Gentle Readers may already be aware, but I have a fondness for canning jars as storage containers for herbs, including TPTSNBN (That plant that shall not be named). They are reasonably priced, airtight, and easy to clean. They can be dressed up with a little acid etching cream (see my article about that in Soft Secrets Magazine here). About my only complaint about them is that they are not opaque (they let light in), and they usually really aren’t all that attractive for use with company.
I was given one of these containers to try out, they are a TightVac container, distributed by Nickel City Wholesale Garden Supply. I have to say, I’ll reserve my final judgment until I’ve had more experience with it, but my initial impression is pretty favorable.
The idea seems sound to me. The lid is very deep, so a large quantity of air is trapped when it is first set onto the container. There is a little button near the top that opens a small valve, so by pressing the button, the volume of air trapped in the lid is allowed to escape, reducing the pressure inside the container to atmospheric normal, and letting the lid slide down over the container. What is nice about this container, is that since the pressure inside the closed container is the same as the local atmosphere, trying to remove the lid without pressing the button to open the valve causes a vacuum which holds the lid in place.

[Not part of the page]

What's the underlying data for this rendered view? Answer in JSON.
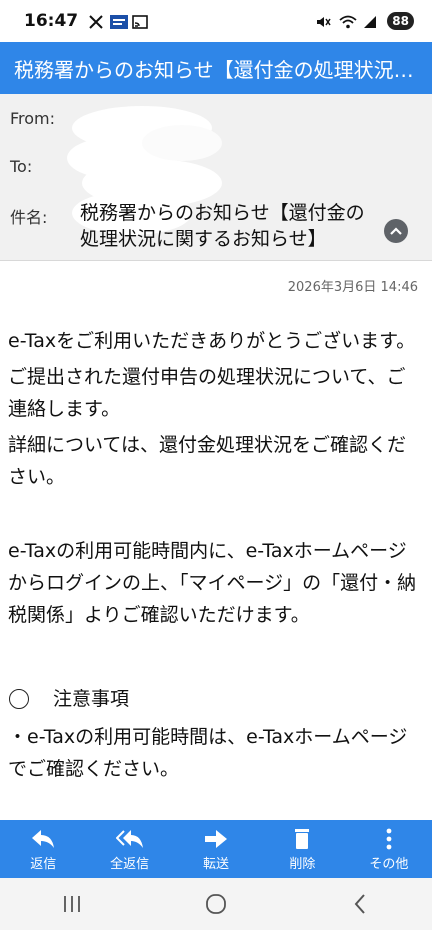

The plastic used is an opaque white, so light isn’t a problem, and it is an attractive container. Very appropriate for use with the herbs you plan on using soon handy, or bringing out for guests. If nothing else, the unusual closure method is worth a mention and a moment of “show and tell”.
I plan on using it enough to get a feel for it, and will let you know if I wind up liking it or not caring for it. So far I’ve been very pleased with it.
root pouch fabric pots.
This is my first time using the root pouch brand of fabric pots. They are made with a different material than I’m used to, but seem sturdy enough. I’m looking forward to seeing how they do. These are filled with Empire Builder potting mix.
root pouch fabric pots.